Long before the Porcupine caribou became the object of scientific study or conservation campaigns, the Gwich’in were stewards of the animals. As the herd has been threatened by development since the mid-twentieth century, the Gwich’in have continued performing this role in cooperation with settler-governments. The Gwich’in advocated for the 1987 US-Canada treaty, which allows for the transnational management and protection of the herd. In 1988, the government of Canada created the Porcupine Caribou Management Board, which includes representatives from the Gwich’in nation and the government of Yukon. The PCMB would later fund the Last Great Wilderness slide show and recruit Gwich’in representatives for its tours.
The US government has contributed to protection of the herd primarily through research and management by the US Fish and Wildlife Service (USFWS). The agency has published several politically significant reports, like the 1987 Coastal Plain Resource Assessment, which concluded that fossil fuel development in the Arctic coastal plain would pose significant risk to the herd. Pro-drilling federal administrations in the US censored and distorted this report and other caribou research conducted by the USFWS
The conservation of the herd (and the protection of the Arctic coastal plain with it) has been the subject of advocacy by other individuals and organizations, leading to innovative projects like Canadian Parks and Wilderness Society’s “Join the Migration” website. Several photographers have contributed to this cause, including Wilbur Mills in the 1960s and 70s, Lenny Kohm through the Last Great Wilderness slide show, Leanne Allison and Diana Wilson with their 2001 documentary Being Caribou, and, most recently, Peter Mather, whose photo essays have been featured in publications like Macleans and Yukon News.
Though the case for protecting the Refuge has often centered on caribou, the coastal plain provides habitat for thousands of additional animal and plant species. Audubon Alaska has emphasized through advocacy efforts that have showcase the many birds that call the Refuge home. Subhankar Banerjee, another photographer and prominent defender of the Arctic Refuge, captured the seasonal variety of the region and the diverse wildlife found in it through his first photography protect based on Refuge, Seasons of Life and Land.

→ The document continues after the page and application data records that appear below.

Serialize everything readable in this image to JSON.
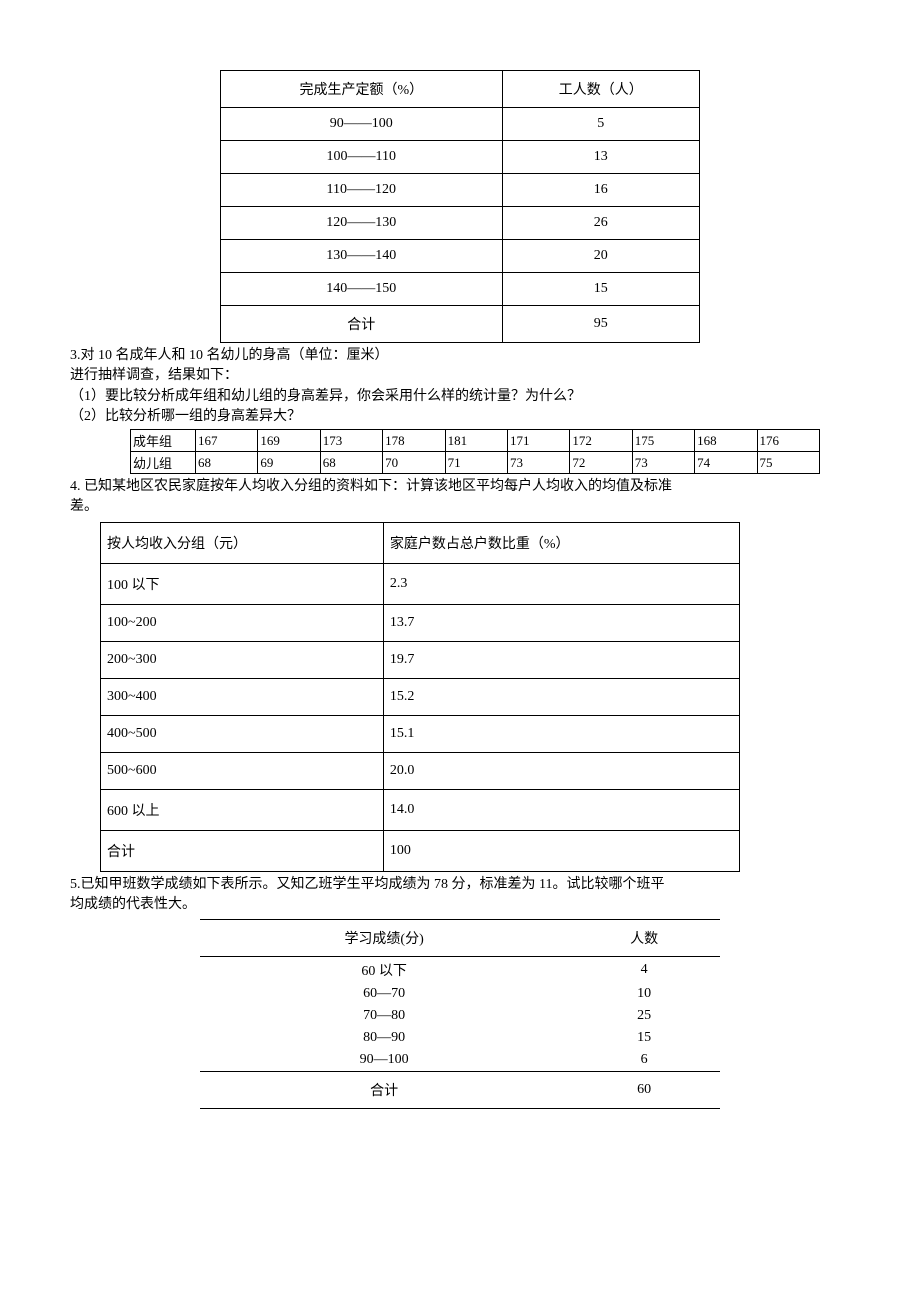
{
  "chart_data": [
    {
      "type": "table",
      "headers": [
        "完成生产定额（%）",
        "工人数（人）"
      ],
      "rows": [
        [
          "90——100",
          "5"
        ],
        [
          "100——110",
          "13"
        ],
        [
          "110——120",
          "16"
        ],
        [
          "120——130",
          "26"
        ],
        [
          "130——140",
          "20"
        ],
        [
          "140——150",
          "15"
        ],
        [
          "合计",
          "95"
        ]
      ]
    },
    {
      "type": "table",
      "row_labels": [
        "成年组",
        "幼儿组"
      ],
      "rows": [
        [
          "167",
          "169",
          "173",
          "178",
          "181",
          "171",
          "172",
          "175",
          "168",
          "176"
        ],
        [
          "68",
          "69",
          "68",
          "70",
          "71",
          "73",
          "72",
          "73",
          "74",
          "75"
        ]
      ]
    },
    {
      "type": "table",
      "headers": [
        "按人均收入分组（元）",
        "家庭户数占总户数比重（%）"
      ],
      "rows": [
        [
          "100 以下",
          "2.3"
        ],
        [
          "100~200",
          "13.7"
        ],
        [
          "200~300",
          "19.7"
        ],
        [
          "300~400",
          "15.2"
        ],
        [
          "400~500",
          "15.1"
        ],
        [
          "500~600",
          "20.0"
        ],
        [
          "600 以上",
          "14.0"
        ],
        [
          "合计",
          "100"
        ]
      ]
    },
    {
      "type": "table",
      "headers": [
        "学习成绩(分)",
        "人数"
      ],
      "rows": [
        [
          "60 以下",
          "4"
        ],
        [
          "60—70",
          "10"
        ],
        [
          "70—80",
          "25"
        ],
        [
          "80—90",
          "15"
        ],
        [
          "90—100",
          "6"
        ]
      ],
      "footer": [
        "合计",
        "60"
      ]
    }
  ],
  "q3": {
    "title": "3.对 10 名成年人和 10 名幼儿的身高（单位：厘米）",
    "line2": "进行抽样调查，结果如下：",
    "sub1": "（1）要比较分析成年组和幼儿组的身高差异，你会采用什么样的统计量？为什么？",
    "sub2": "（2）比较分析哪一组的身高差异大？"
  },
  "q4": {
    "text1": "4. 已知某地区农民家庭按年人均收入分组的资料如下：计算该地区平均每户人均收入的均值及标准",
    "text2": "差。"
  },
  "q5": {
    "text1": "5.已知甲班数学成绩如下表所示。又知乙班学生平均成绩为 78 分，标准差为 11。试比较哪个班平",
    "text2": "均成绩的代表性大。"
  }
}
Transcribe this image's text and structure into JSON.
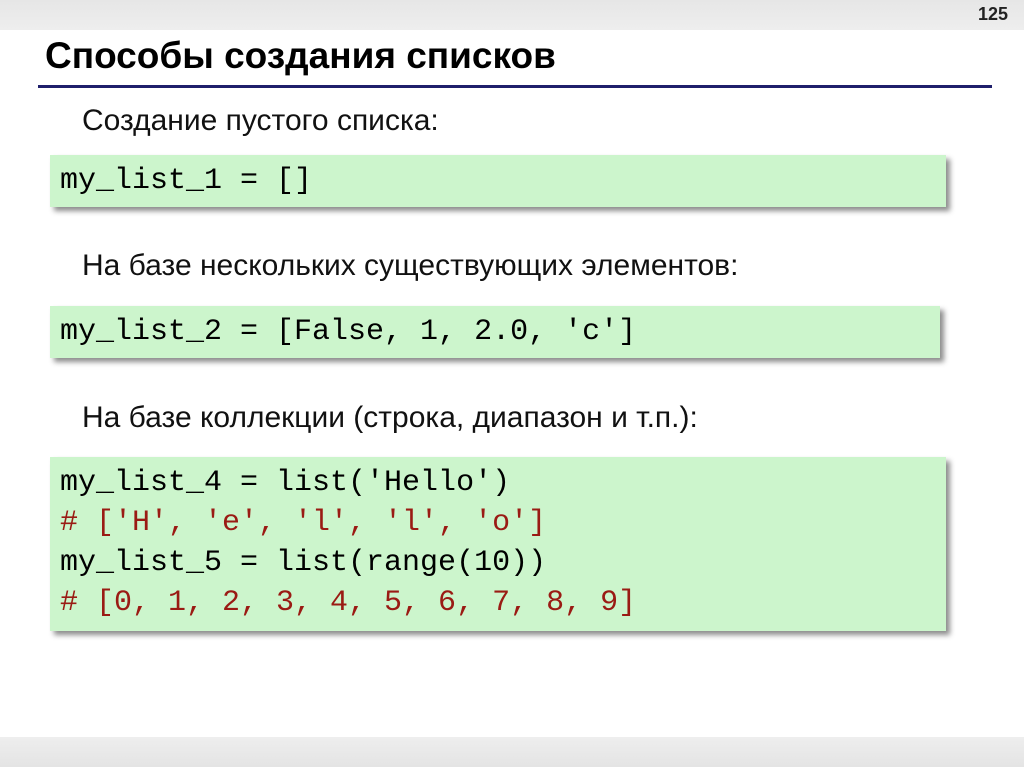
{
  "page_number": "125",
  "title": "Способы создания списков",
  "sections": [
    {
      "label": "Создание пустого списка:",
      "code": [
        {
          "text": "my_list_1 = []",
          "type": "code"
        }
      ]
    },
    {
      "label": "На базе нескольких существующих элементов:",
      "code": [
        {
          "text": "my_list_2 = [False, 1, 2.0, 'c']",
          "type": "code"
        }
      ]
    },
    {
      "label": "На базе коллекции (строка, диапазон и т.п.):",
      "code": [
        {
          "text": "my_list_4 = list('Hello')",
          "type": "code"
        },
        {
          "text": "# ['H', 'e', 'l', 'l', 'o']",
          "type": "comment"
        },
        {
          "text": "my_list_5 = list(range(10))",
          "type": "code"
        },
        {
          "text": "# [0, 1, 2, 3, 4, 5, 6, 7, 8, 9]",
          "type": "comment"
        }
      ]
    }
  ],
  "colors": {
    "title_rule": "#1f1f6b",
    "code_background": "#ccf5cc",
    "comment_text": "#9a1b14",
    "code_text": "#000000"
  }
}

Both sources demonstrate that the Refuge has a complex, transnational ecology, nurturing migratory species that have roles in ecosystems all over the world.